by clicking the "Next" arrow.
by clicking on the page.
the page around when zoomed in by dragging it.
the zoom using the slider when zoomed-in.
by clicking on the zoomed-in page.
by entering text in the search field, and select "This Issue" or "All Issues"
by clicking on thumbnails to select pages, and then press the print button.
displays sections with thumbnails and descriptions.
displays a slider of thumbnails. Click on a page to jump.
allows you to browse the full archive.
about your subscription?
Mindful : December 2016
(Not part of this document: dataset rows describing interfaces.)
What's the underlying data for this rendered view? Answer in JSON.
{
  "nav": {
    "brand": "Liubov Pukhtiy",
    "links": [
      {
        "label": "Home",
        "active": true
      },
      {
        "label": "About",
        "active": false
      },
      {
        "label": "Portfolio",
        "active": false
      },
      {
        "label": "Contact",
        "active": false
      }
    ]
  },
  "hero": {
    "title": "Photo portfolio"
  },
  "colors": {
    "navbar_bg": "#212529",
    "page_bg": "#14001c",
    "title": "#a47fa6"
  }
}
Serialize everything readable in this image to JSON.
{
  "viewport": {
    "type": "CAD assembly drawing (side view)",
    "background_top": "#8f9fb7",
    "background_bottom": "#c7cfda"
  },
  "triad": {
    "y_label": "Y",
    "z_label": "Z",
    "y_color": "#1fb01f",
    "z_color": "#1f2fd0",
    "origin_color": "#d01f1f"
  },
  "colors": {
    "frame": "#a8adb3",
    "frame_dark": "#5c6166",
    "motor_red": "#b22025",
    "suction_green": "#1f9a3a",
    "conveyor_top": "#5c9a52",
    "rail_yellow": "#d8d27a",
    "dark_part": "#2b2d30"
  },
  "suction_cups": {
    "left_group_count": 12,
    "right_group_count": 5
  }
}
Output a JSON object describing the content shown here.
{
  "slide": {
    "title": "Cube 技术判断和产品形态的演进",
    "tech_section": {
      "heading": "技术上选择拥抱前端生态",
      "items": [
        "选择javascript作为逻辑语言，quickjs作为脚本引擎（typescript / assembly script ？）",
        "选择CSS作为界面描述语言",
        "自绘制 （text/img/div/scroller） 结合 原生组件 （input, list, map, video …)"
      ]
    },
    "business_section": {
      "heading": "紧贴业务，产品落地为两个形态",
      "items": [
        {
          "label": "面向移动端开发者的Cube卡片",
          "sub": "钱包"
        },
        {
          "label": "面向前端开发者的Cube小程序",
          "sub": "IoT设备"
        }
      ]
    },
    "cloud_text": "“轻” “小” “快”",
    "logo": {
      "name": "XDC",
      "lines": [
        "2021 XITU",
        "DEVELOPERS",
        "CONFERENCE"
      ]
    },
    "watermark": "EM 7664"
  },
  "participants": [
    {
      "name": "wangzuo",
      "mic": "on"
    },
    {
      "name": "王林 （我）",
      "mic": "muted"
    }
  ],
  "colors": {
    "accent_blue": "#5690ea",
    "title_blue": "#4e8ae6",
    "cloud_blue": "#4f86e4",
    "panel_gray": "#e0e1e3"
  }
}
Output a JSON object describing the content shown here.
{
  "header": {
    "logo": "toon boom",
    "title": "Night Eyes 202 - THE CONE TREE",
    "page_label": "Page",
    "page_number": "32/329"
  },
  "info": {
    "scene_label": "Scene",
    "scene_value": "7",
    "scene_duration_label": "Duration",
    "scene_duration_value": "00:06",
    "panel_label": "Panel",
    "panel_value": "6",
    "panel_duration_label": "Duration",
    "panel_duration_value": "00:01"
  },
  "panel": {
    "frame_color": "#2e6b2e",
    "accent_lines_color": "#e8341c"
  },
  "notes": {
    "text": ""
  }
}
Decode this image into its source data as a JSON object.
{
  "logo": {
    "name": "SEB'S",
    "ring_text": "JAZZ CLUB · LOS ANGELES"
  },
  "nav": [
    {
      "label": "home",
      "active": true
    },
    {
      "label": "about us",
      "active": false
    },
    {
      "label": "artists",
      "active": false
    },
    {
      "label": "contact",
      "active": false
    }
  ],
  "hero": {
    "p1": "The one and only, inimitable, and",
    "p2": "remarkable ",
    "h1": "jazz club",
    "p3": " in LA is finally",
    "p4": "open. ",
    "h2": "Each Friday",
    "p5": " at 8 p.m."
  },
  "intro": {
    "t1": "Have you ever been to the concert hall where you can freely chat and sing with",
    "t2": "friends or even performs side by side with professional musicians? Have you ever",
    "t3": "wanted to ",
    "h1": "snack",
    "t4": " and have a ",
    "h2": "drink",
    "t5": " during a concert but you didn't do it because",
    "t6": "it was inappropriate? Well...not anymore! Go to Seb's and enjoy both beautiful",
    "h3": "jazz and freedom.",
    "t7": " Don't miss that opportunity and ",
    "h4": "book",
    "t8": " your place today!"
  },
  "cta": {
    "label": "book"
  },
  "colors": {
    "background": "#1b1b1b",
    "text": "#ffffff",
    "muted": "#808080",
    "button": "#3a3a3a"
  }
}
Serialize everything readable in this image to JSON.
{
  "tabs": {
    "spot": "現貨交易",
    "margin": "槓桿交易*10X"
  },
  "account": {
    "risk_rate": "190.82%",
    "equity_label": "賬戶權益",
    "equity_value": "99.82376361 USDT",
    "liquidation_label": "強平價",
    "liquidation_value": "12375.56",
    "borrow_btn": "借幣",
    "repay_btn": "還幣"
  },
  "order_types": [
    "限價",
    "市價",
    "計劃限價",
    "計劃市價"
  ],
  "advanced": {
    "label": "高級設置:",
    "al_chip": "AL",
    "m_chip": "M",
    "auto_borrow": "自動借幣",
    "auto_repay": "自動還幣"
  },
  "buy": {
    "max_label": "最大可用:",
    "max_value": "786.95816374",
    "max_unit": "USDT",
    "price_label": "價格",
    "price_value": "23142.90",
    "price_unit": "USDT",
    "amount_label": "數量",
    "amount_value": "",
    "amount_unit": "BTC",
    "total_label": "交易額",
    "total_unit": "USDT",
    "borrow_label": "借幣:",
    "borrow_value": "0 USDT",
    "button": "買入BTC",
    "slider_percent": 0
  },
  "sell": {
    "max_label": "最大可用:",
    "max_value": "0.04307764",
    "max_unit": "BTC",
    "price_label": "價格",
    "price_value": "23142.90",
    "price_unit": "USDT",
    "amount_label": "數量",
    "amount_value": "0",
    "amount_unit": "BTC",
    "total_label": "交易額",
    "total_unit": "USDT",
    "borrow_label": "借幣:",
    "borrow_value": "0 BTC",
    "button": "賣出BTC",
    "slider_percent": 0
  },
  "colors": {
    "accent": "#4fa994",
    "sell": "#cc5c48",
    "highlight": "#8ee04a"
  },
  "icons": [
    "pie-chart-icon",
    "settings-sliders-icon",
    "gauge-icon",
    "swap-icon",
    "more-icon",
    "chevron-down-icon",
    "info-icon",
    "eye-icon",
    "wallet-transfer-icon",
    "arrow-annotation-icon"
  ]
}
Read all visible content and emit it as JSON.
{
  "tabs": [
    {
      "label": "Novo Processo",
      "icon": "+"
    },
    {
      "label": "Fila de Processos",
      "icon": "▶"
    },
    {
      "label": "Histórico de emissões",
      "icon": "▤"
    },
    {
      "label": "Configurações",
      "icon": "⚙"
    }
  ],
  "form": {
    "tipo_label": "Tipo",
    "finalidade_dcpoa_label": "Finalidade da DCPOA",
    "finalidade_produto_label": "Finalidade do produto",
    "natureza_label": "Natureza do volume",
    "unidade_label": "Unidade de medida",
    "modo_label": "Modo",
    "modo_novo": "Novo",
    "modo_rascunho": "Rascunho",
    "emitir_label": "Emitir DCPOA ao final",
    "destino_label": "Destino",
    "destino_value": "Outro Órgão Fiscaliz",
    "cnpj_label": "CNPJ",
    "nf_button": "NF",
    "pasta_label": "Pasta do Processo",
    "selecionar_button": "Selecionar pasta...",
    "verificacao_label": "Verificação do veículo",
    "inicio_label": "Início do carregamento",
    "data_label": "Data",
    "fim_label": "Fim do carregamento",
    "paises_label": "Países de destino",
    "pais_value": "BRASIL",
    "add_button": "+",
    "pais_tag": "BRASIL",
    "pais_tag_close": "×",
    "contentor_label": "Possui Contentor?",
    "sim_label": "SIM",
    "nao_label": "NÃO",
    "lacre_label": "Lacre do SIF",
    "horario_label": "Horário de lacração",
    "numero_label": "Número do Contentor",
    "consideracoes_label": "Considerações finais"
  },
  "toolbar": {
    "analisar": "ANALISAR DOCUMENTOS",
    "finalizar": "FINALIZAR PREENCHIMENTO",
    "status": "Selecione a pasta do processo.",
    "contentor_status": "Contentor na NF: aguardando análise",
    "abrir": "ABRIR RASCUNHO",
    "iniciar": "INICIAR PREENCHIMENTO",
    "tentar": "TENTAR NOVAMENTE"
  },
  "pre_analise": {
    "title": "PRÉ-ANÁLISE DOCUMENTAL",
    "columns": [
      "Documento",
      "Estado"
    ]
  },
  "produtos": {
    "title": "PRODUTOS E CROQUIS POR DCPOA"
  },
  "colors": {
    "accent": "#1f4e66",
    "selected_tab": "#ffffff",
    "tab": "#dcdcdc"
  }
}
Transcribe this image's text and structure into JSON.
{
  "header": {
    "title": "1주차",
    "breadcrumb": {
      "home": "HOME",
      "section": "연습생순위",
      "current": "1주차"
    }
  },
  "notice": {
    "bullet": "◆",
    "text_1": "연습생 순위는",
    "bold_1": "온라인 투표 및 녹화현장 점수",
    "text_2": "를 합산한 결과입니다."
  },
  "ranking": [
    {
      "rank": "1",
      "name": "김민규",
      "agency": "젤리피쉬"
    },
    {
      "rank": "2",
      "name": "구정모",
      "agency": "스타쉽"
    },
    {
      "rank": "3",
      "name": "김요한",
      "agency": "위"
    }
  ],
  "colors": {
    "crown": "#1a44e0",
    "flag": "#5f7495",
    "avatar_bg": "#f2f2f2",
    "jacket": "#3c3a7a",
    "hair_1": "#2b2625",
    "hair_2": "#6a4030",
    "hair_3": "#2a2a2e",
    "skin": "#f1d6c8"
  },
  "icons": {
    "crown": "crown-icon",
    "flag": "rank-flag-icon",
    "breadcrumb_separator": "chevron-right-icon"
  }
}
to a sense of presence and equanimity even before I knew those results, and had they been worse, I would have been in a better position to deal with that. The Hand on Heart practice provides a means to shift back to being present when you start spi- ralling into fear, self-doubt, and self-criticism. Be Kind to Yourself Last winter a huge thunderstorm blew out the power transformer on my block—no electricity for 36 hours—no heat, no lights, no refrigerator, no stove, no phones, no internet. I managed to handle things fairly well, stay- ing calm and creative in my coping, until the morning of the second day when I automati- cally wanted to check emails on my computer. I was aware of my rising frustration and my deepening contraction around the frustration. I was losing my clarity, becoming more reactive and angry when I walked through the kitchen and noticed a magnet on my refrigerator with the words: “May I give myself the compassion I need.” Right. I teach this stuff. So I stopped in front of the refrigerator and began reciting the mindful self-compassion phrases I teach to many others (see page 80). These (and the Hand on Heart practice) are drawn from the Mindful Self-Compassion protocol developed by Kristin Neff and Christopher Germer. By the time I had repeated those phrases a few times, slowly, thoughtfully, I could feel my mind expanding back from its contraction to a more open perspective. (You can feel this physi- cally in your body—shifting from tightness and tension to openness and relaxation.) “I have internet at my office! That’s only 10 minutes away.” When I was in my contracted, frustrated state of mind, I couldn’t think straight. Repeating the mindful self-compassion phrases to myself broke the automaticity of my reactivity and allowed me to see the larger picture again. It’s not that mindful self-compassion solves the problems of the moment. It doesn’t. Self- compassion and other positive emotion practices— gratitude, awe, generosity, joy, delight, serenity, love—simply shift the functioning of the brain to put us in a better position to solve the problem. Shift happens when we intentionally choose to focus our awareness on the experience of com- passion, gratitude, warmth, and other feelings that put us in touch with our natural resilience. These practices can shift the functioning of the → 78 mindful December 2016 insight